THOMAS m English, French, German, Dutch, Swedish, Norwegian, Danish, Greek, Biblical, Biblical Latin, Biblical Greek
Greek form of the Aramaic name תָּאוֹמָא (Ta'oma') meaning "twin". In the New Testament this is the name of an apostle. When he heard that Jesus had risen from the dead he initially doubted the story, until Jesus appeared before him and he examined his wounds himself. According to tradition he was martyred in India. Due to his renown, the name came into general use in the Christian world.... [more]

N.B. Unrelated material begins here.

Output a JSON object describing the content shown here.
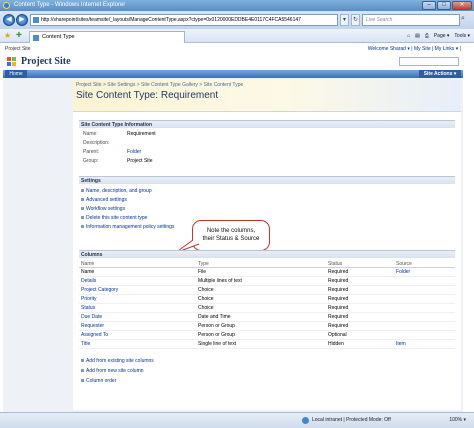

ULF m Swedish, Norwegian, Danish
From the Old Norse byname Úlfr meaning "wolf".
VALYA f & m Russian, Bulgarian
Diminutive of VALENTINA or VALENTIN.
VICTOR m English, French, Portuguese, Romanian, Dutch, Swedish, Late Roman

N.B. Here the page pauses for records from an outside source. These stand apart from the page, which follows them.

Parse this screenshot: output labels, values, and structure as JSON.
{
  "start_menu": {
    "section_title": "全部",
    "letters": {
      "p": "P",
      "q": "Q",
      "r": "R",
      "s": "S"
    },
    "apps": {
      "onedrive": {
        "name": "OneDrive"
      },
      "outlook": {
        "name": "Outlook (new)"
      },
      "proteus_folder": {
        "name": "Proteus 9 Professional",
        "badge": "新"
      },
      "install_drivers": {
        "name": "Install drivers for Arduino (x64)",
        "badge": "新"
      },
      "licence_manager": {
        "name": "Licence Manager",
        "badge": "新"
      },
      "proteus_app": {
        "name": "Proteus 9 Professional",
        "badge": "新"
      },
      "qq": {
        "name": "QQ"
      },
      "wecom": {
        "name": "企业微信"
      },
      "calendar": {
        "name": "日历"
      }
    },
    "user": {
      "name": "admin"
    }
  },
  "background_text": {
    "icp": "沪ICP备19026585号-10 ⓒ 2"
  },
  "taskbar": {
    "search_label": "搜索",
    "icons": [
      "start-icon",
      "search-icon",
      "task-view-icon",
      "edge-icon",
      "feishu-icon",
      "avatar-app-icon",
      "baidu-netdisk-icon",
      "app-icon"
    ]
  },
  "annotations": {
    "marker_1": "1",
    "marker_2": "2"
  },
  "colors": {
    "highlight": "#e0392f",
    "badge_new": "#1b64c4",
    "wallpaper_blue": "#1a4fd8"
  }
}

Roman name meaning "victor, conqueror" in Latin. It was common among early Christians, and was borne by several early saints and three popes. It was rare as an English name during the Middle Ages, but it was revived in the 19th century. A famous bearer was the French writer Victor Hugo (1802-1885), who authored The Hunchback of Notre Dame and Les Misérables.
VIOLET f English
From the English word violet for the purple flower, ultimately derived from Latin viola. It was common in Scotland from the 16th century, and it came into general use as an English given name during the 19th century.
VLADIMIR m Russian, Serbian, Croatian, Bulgarian, Macedonian, Slovene, Medieval Slavic
Derived from the Slavic element vladeti "rule" combined with meru "great, famous". The second element has also been associated with miru meaning "peace, world". This was the name of an 11th-century grand prince of Kiev who is venerated as a saint because of his efforts to Christianize his realm (Kievan Rus). It was also borne by the founder of the former Soviet state, Vladimir Ilyich Lenin (1870-1924).
XAVIER m English, French, Portuguese, Catalan, Spanish (Archaic)
Derived from the Basque place name Etxeberria meaning "the new house". This was the surname of the Jesuit priest Saint Francis Xavier (1506-1552) who was born in a village by this name. He was a missionary to India, Japan, China, and other areas in East Asia, and he is the patron saint of the Orient and missionaries. His surname has since been adopted as a given name in his honour, chiefly among Catholics.
XERXES m History
Greek form of the Persian name Khshayarsha, which meant "ruler over heroes". This was a 5th-century BC king of Persia, the son of Darius the Great. He attempted an invasion of Greece, which ended unsuccessfully at the battle of Salamis.
YAKUP m Turkish
Turkish form of JACOB.
ZAAL m Georgian
Georgian form of ZAL.
ZIA m Arabic
Alternate transcription of Arabic ضياء (see ZIYA).